Historically Dovrefjell, like the adjacent Rondane and Reinheimen, has been associated with reindeer hunting and this goes back millennia to the stone ages when pit traps were used until the modern day when licences are granted for felling wild reindeer in a short hunting season in the late summer.

Dovrefjell lies on a historic route north from Gudbrandsdalen valley to the historic town of Trondheim. For centuries traders, administrators, pilgrims and even royalty have plied the route and all have gazed across the plateau to the massive bulk of Snøhetta. Consequently it has permeated Norwegian culture and folklore. It was once considered to be the highest mountain in Norway and was first climbed as long ago as 1798.


Starting points for trips into Dovrefjell are primarily centred on the gravel road to Snøheim. This private road is owned, maintained and cleared by the military and it is possible to use it if there is no military activity and a boom toll is paid. There is rarely any military activity here now but the road is often blocked in by snow in the spring. From along this road, or at its end, the cabins of Reinheim and Åmotdalshytta are accessible and halve of the mountains in the massif are within a days striking distance.
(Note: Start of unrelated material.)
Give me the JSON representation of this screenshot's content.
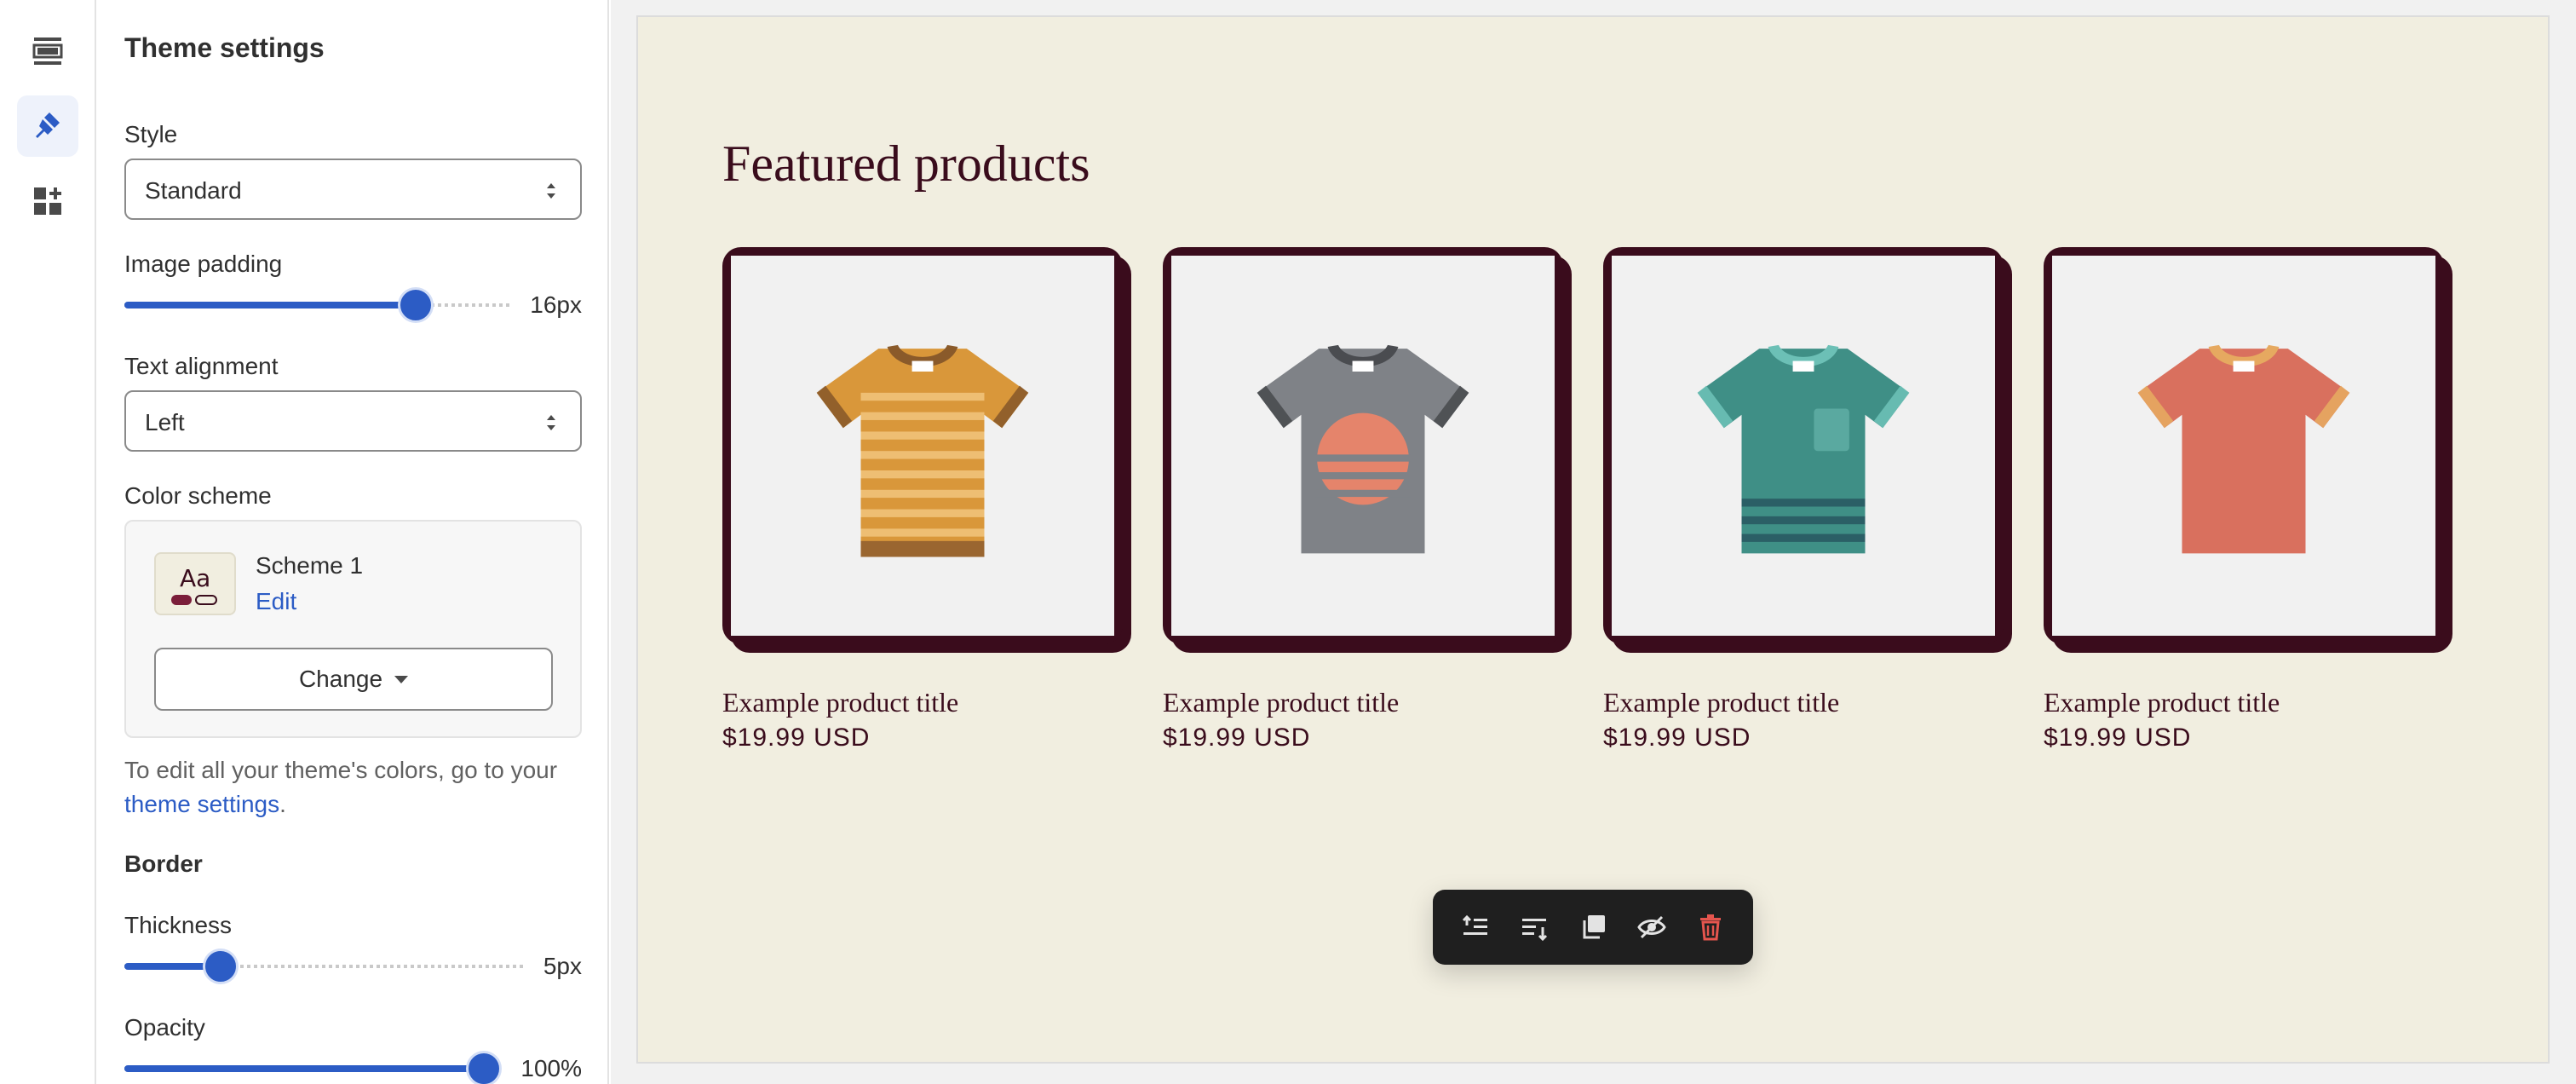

Other access points Kongsvoll lodge and Engan station both on the year long open E6 main road and railway between Oslo and Trondheim. These access points are good in the winter/spring for ski tours and in the summer for walking tours. To the north, west and south of the massif are a network of walking and skiing routes which also could be used to access the massif but it would take a day or two to reach the 2000 mountains.